In Rajasthan, livestock breeding flourished under the maharajas, who maintained legions of camels for warfare. The departure of those bellicose rulers and the arrival of the automobile largely sidelined the camel, but you can still see the legacy of those times at the annual Pushkar Camel Fair. It is one of the largest animal markets in Rajasthan’s Thar Desert, and it’s unequaled for color, music, costume, and festivities.
Rajasthan has the largest concentration of tribal people in India, and they converge by the tens of thousands on the small town of Pushkar each November before the full moon (coinciding with the religious Kartik Poornima festival) to parade, race, trade, and sell their prized dromedaries, which have been groomed and festooned for the occasion.

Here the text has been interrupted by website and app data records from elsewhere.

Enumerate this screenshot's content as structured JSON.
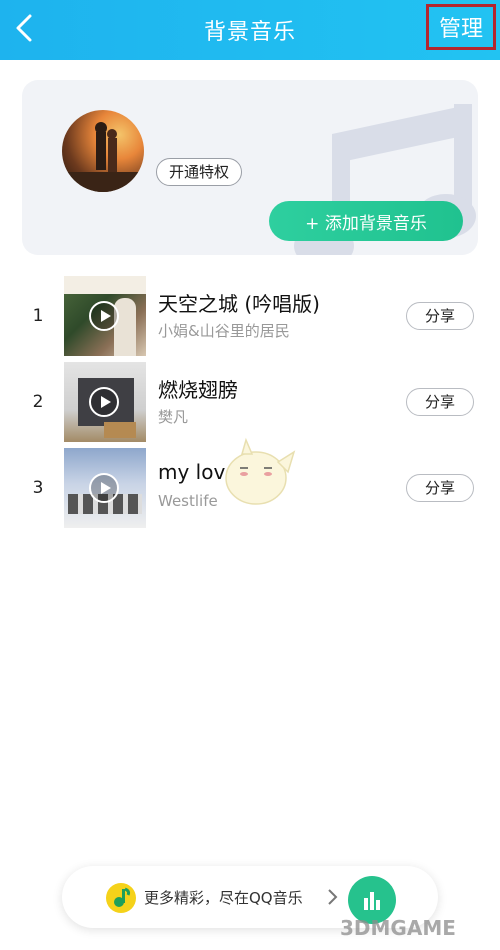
{
  "header": {
    "title": "背景音乐",
    "manage_label": "管理"
  },
  "card": {
    "vip_label": "开通特权",
    "add_label": "+ 添加背景音乐"
  },
  "songs": [
    {
      "index": "1",
      "title": "天空之城 (吟唱版)",
      "artist": "小娟&山谷里的居民",
      "share": "分享"
    },
    {
      "index": "2",
      "title": "燃烧翅膀",
      "artist": "樊凡",
      "share": "分享"
    },
    {
      "index": "3",
      "title": "my love",
      "artist": "Westlife",
      "share": "分享"
    }
  ],
  "banner": {
    "text": "更多精彩，尽在QQ音乐"
  },
  "watermark": "3DMGAME",
  "icons": {
    "back": "chevron-left-icon",
    "music_note": "music-note-icon",
    "play": "play-icon",
    "equalizer": "equalizer-icon",
    "qq_music_logo": "qq-music-logo"
  },
  "colors": {
    "header": "#1eb3ee",
    "accent_green": "#20c28f",
    "manage_border": "#b3262e"
  }
}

Rajasthanis are known for their love of brilliant colors, so the human participants outshine the steeds with their jewelry and brilliantly colored saris and turbans, which helps to explain the festival’s popularity with foreign tourists, filmmakers, and photographers. More like a nonstop carnival, with acrobats, bazaars, and dancing under the stars, it is one of the most important annual fairs in this desert state.

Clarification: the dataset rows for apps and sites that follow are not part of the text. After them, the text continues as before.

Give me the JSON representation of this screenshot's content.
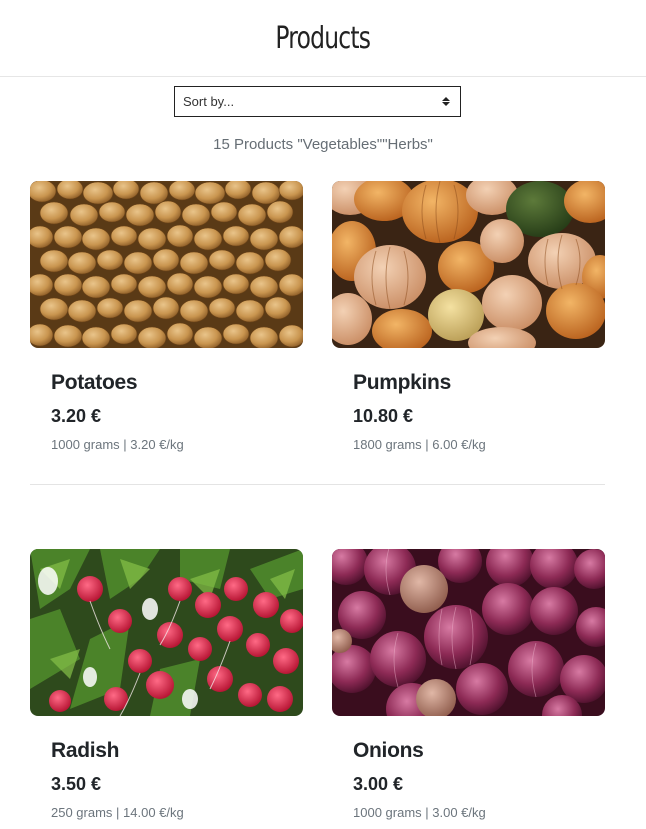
{
  "header": {
    "title": "Products"
  },
  "sort": {
    "label": "Sort by..."
  },
  "result_count": "15 Products \"Vegetables\"\"Herbs\"",
  "products": [
    {
      "name": "Potatoes",
      "price": "3.20 €",
      "unit": "1000 grams | 3.20 €/kg",
      "image": "potatoes-photo"
    },
    {
      "name": "Pumpkins",
      "price": "10.80 €",
      "unit": "1800 grams | 6.00 €/kg",
      "image": "pumpkins-photo"
    },
    {
      "name": "Radish",
      "price": "3.50 €",
      "unit": "250 grams | 14.00 €/kg",
      "image": "radish-photo"
    },
    {
      "name": "Onions",
      "price": "3.00 €",
      "unit": "1000 grams | 3.00 €/kg",
      "image": "onions-photo"
    }
  ]
}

For Hindus, Pushkar is an important pilgrimage center; the lake is said to have sprung from the spot where the god Brahma dropped a sacred lotus, and more than 1,000 temples now line its banks. At dawn on the day of the full moon, pilgrims gather to bathe in the lake.